    • Goal 2: Achieve universal primary education Target 2.A: Ensure that, by 2015, children everywhere, boys and girls alike, will be able to complete a full course of primary schooling 1. Net enrolment ratio in primary education 2. Proportion of pupils starting grade 1 who reach last grade of primary. 3. Literacy rate of 15-24 year-olds, women and men Goal 3: Promote gender equality and empower women Target 3.A: Eliminate gender disparity in primary and secondary education, preferably by 2005, and in all levels of education no later than 2015 1. Ratios of girls to boys in primary, secondary and tertiary education. 2. Share of women in wage employment in the non- agricultural sector. 3. Proportion of seats held by women in national
    • Goal 4: Reduce child mortality Target 4.A: Reduce by two-thirds, between 1990 and 2015, the under-five mortality rate 1. Under-five mortality rate 2. Infant mortality rate 3. Proportion of 1 year-old children immunised against measles Goal 5: Improve maternal health Target 5.A: Reduce by three quarters, between 1990 and 2015, the maternal mortality ratio 1. Maternal mortality ratio 2. Proportion of births attended by skilled health personnel Target 5.B: Achieve, by 2015, universal access to reproductive health 1. Contraceptive prevalence rate 2. Adolescent birth rate 3. Antenatal care coverage (at least one visit and at least four visits) 4. Unmet need for family planning
    • Goal 6: Combat HIV/AIDS, malaria and other diseases Target 6.A: Have halted by 2015 and begun to reverse the spread of HIV/AIDS 1. HIV prevalence among population aged 15-24 years 2. Condom use at last high-risk sex 3. Proportion of population aged 15-24 years with comprehensive correct knowledge of HIV/AIDS 4. Ratio of school attendance of orphans to school attendance of non-orphans aged 10-14 years Target 6.B: Achieve, by 2010, universal access to treatment for HIV/AIDS for all those who need it 1. Proportion of population with advanced HIV infection with access to antiretroviral drugs Target 6.C: Have halted by 2015 and begun to reverse the incidence of malaria and other major diseases 1. Incidence and death rates associated with malaria 2. Proportion of children under 5 sleeping under insecticide- treated bed nets 3. Proportion of children under 5 with fever who are treated with appropriate anti-malarial drugs 4. Incidence, prevalence and death rates associated with tuberculosis 5. Proportion of tuberculosis cases detected and cured under directly observed treatment short course
    • Goal 7: Ensure environmental sustainability Target 7.A: Integrate the principles of sustainable development into country policies and programmes and reverse the loss of environmental resources Target 7.B: Reduce biodiversity loss, achieving, by 2010, a significant reduction in the rate of loss 1. Proportion of land area covered by forest 2. CO2 emissions, total, per capita and per $1 GDP (PPP) 3. Consumption of ozone-depleting substances 4. Proportion of fish stocks within safe biological limits 5. Proportion of total water resources used 6. Proportion of terrestrial and marine areas protected 7. Proportion of species threatened with extinction Target 7.C: Halve, by 2015, the proportion of people without sustainable access to safe drinking water and basic sanitation 8. Proportion of population using an improved drinking water source 9. Proportion of population using an improved sanitation facility Target 7.D: By 2020, to have achieved a significant improvement in the lives of at least 100 million slum dwellers 10. Proportion of urban population living in slums.
    • Sanitation
    • G o a l 8 : D e v e l o p a g l o b a l p a r t n e r s h i p f o r d e v e l o p m e n t Target 8.A: Develop further an open, rule-based, predictable, non-discriminatory trading and financial system.
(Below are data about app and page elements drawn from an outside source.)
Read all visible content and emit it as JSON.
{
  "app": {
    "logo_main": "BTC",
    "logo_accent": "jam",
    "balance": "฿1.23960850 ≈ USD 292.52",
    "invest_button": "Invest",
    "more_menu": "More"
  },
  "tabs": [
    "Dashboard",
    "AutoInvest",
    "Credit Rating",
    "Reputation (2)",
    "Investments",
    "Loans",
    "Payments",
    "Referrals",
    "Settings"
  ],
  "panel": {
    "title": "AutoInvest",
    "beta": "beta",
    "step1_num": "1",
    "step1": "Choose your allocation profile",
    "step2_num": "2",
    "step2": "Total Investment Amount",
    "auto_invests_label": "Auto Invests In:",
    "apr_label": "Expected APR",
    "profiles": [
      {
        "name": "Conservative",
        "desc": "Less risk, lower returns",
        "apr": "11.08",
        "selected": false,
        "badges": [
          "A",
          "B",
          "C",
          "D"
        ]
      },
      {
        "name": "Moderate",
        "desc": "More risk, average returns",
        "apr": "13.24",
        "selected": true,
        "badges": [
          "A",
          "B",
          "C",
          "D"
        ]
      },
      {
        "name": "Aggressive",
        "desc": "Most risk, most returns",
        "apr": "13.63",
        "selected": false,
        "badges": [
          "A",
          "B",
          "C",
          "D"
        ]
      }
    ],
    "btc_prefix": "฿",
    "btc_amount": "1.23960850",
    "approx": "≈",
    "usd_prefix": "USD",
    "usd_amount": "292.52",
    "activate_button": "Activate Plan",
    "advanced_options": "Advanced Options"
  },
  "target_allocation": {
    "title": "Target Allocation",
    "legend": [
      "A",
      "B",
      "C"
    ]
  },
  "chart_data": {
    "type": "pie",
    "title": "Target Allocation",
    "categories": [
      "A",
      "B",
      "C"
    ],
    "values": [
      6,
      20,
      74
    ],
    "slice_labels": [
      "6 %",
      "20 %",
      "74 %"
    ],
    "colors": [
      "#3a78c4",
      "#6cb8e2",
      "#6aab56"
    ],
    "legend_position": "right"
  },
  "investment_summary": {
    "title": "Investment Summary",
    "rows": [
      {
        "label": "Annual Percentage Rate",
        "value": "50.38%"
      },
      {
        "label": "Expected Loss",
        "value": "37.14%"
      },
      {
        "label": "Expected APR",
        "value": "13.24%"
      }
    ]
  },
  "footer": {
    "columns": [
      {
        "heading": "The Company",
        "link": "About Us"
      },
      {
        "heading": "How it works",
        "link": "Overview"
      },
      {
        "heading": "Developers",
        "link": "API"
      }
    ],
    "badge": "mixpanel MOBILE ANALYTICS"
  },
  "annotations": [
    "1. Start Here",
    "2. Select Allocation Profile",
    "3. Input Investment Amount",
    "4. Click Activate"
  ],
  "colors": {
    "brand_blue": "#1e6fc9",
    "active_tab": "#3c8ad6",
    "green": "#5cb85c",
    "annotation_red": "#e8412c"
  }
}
Includes a commitment to good governance, development and poverty reduction – both nationally and internationally. Target 8.B: Address the special needs of the least developed countries. Includes: tariff and quota free access for the least developed countries' exports; enhanced programme of debt relief for heavily indebted poor countries (HIPC) and cancellation of official bilateral debt; and more generous ODA for countries committed to poverty reduction Target 8.C: Address the special needs of landlocked developing countries and small island developing States (through the Programme of Action for the Sustainable Development of Small Island Developing States and the outcome of the twenty-second special session of the General Assembly) Target 8.D: Deal comprehensively with the debt problems of developing countries through national and international measures in order to make debt sustainable in the long term. Target 8.E: In cooperation with pharmaceutical companies, provide access to affordable essential drugs in developing countries. Target 8.F: In cooperation with the private sector, make available the benefits of new technologies, especially information and communications
    • • As per the original framework adopted by India, there are 18 targets. • But Only 12 (Targets 1 to 11 and 18), which are relevant to India, are statistically monitored. • Corresponding to the 12 monitorable targets, India has adopted 35 of the 48 prescribed indicators (by United Nations) as relevant for statistical tracking.
    •  The poorest states in India (e.g., Uttar Pradesh, Bihar, Rajasthan, Orissa, and Madhya Pradesh): • are among the most populous in the country, and • have among the worst MD indicators.  Owing to more rapid population growth, these states will account for an even larger share of India’s population in 2015.  Therefore, India’s attainment of MDGs will largely depend on the performance of these states.
    • 0 5 10 15 20 25 30 35 40 45 50 Andhra Pradesh Arunachal Pradesh Assam Bihar Delhi Goa Gujarat Haryana Himachal Pradesh Jammu & Kashmir Karnataka Kerala Madhya Pradesh Maharashtra Manipur Meghalaya MizoramNagaland Orissa Punjab Rajasthan Sikkim Tamil Nadu Tripura Uttar Pradesh West Bengal Andaman & Nicobar Islands Chandigarh Dadra & Nagar Haveli Daman & Diu Lakshadweep Pondicherry India Poverty Head Count Ratio-States/UTs % 2004-05 level 2015-Projected level 2015-Target Level Source: CSO,INDIA
    • 0.00 10.00 20.00 30.00 40.00 50.00 60.00 70.00 Arunachal Pradesh Assam Bihar Goa Gujarat Haryana Himachal Pradesh India Karnataka Kerala Madhya Pradesh MaharashtraManipur Meghalaya Orissa Punjab Rajasthan Sikkim Tamil Nadu Tripura Uttar Pradesh West Bengal Infant Mortality Rate per 1000 live births 2008 level 2015 Projected level 2015 Target level Sourc CSO,INDI
    • Analysis has been at a highly aggregate level – typically the level of the country. This is meaningless in a large and heterogeneous country like India. The likelihood of attaining the MDGs hasn’t been usefully linked to the factors that influence MD indicators. This is necessary to address the question: what will it take to attain the MDGs?